Norwegian producer Statoil (NYSE:STO) reported that Tordis and Vigdis, subsea fields in the North Sea, recently achieved production of 100 million cubic meters of oil. And there’s still a lot more to come.
They’ve worked hard and steadily on the seabed for years; Tordis since 1994, Vigdis since 1997.
They recently notched up an overall production of 100 million cubic metres oil, 629 million barrels. That’s more than all the expected production on the Norne in the Norwegian Sea.
“Tordis og Vigdis really exemplify the productive importance of our subsea fields,” says vice president Bente Aleksandersen, Statoil’s head of operations for the Snorre, Tordis and Vigdis fields.
Tordis is tied to the Gullfaks C platform, and Vigdis to Snorre A. Like so many other subsea fields on the Norwegian continental shelf, these two help prolong the lifetime of the giant platforms and their pipelines by bringing them new resources.
About 35% of Norwegian oil and gas are derived from subsea fields.
More than expected
We have currently extracted 48% of the oil on Tordis and 38% of the oil on Vigdis. That’s 300 million more barrels than was anticipated when the developments were planned.
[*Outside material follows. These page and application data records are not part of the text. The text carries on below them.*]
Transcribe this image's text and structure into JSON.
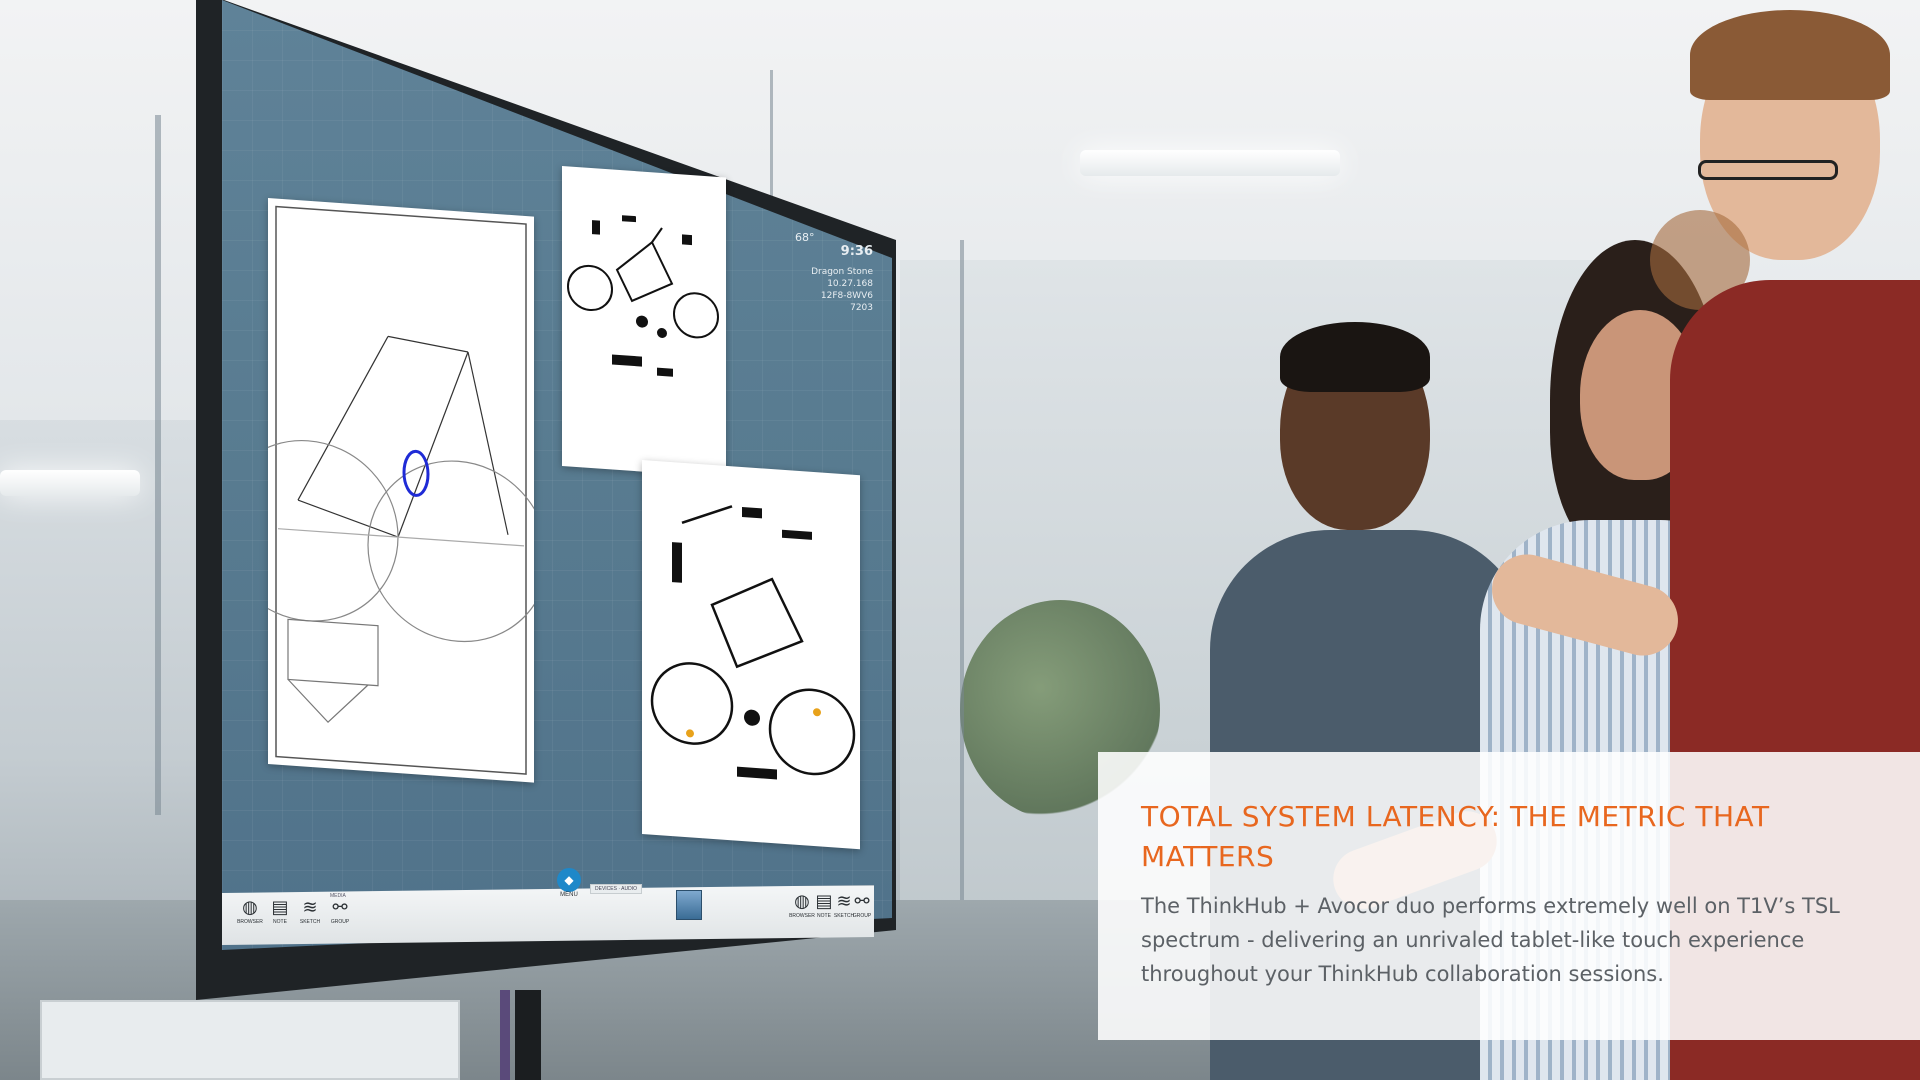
{
  "card": {
    "title": "TOTAL SYSTEM LATENCY: THE METRIC THAT MATTERS",
    "body": "The ThinkHub + Avocor duo performs extremely well on T1V’s TSL spectrum - delivering an unrivaled tablet-like touch experience throughout your ThinkHub collaboration sessions.",
    "title_color": "#e8671f",
    "body_color": "#5c6166"
  },
  "display": {
    "screen_color": "#587b90",
    "status": {
      "temperature": "68°",
      "time": "9:36",
      "lines": [
        "Dragon Stone",
        "10.27.168",
        "12F8-8WV6",
        "7203"
      ]
    },
    "taskbar": {
      "left_icons": [
        {
          "icon": "globe-icon",
          "label": "BROWSER"
        },
        {
          "icon": "note-icon",
          "label": "NOTE"
        },
        {
          "icon": "sketch-icon",
          "label": "SKETCH"
        },
        {
          "icon": "group-icon",
          "label": "GROUP"
        }
      ],
      "media_label": "MEDIA",
      "menu_label": "MENU",
      "tabs": "DEVICES · AUDIO",
      "right_icons": [
        {
          "icon": "globe-icon",
          "label": "BROWSER"
        },
        {
          "icon": "note-icon",
          "label": "NOTE"
        },
        {
          "icon": "sketch-icon",
          "label": "SKETCH"
        },
        {
          "icon": "group-icon",
          "label": "GROUP"
        }
      ]
    }
  }
}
But Statoil’s ambition is to extract even more:
”Our ambition is to extract a total of one billion barrels, which amounts to 159 million cubic metres of oil. We are now looking producing from these fields right up to 2030,” says Aleksandersen.
The growth is partly due to our expectation of making small new discoveries, partly to the drilling of new wells, and partly to the maintenance of current wells, in addition to other measures designed to increase the rate of recovery.
“Vessels for light well intervention have made it easier and cheaper to maintain wells,” says Aleksandersen, who explains that it’s no longer necessary to use large rigs to carry out such tasks.
The daily rate for a well intervention vessel is less than half the cost of a rig.
In addition, new four-dimensional seismic has been collected. This gives us a much better basis for identifying the best possible location of new wells. The Tordis and Vigdis licence has already secured the drill rig Bideford Dolphin until 2014.
It will drill new wells on the fields, in addition to drilling on Vigdis North-East, which is currently at the planning stage.
This year it’s 25 years since Statoil placed its first template on the seabed, on Gullfaks. Since then there have been many subsea fields.
Some send their production to a land-based plant, such as Snøhvit and Ormen Lange, others are satellites that send oil and gas to the platforms.
“In many cases subsea installations enable oil and gas to be extracted where it previously would not have been profitable to do so. They therefore allow us to better utilise the resources on the Norwegian continental shelf,” says Roald Sirevaag, head of subsea technology and diving in Statoil.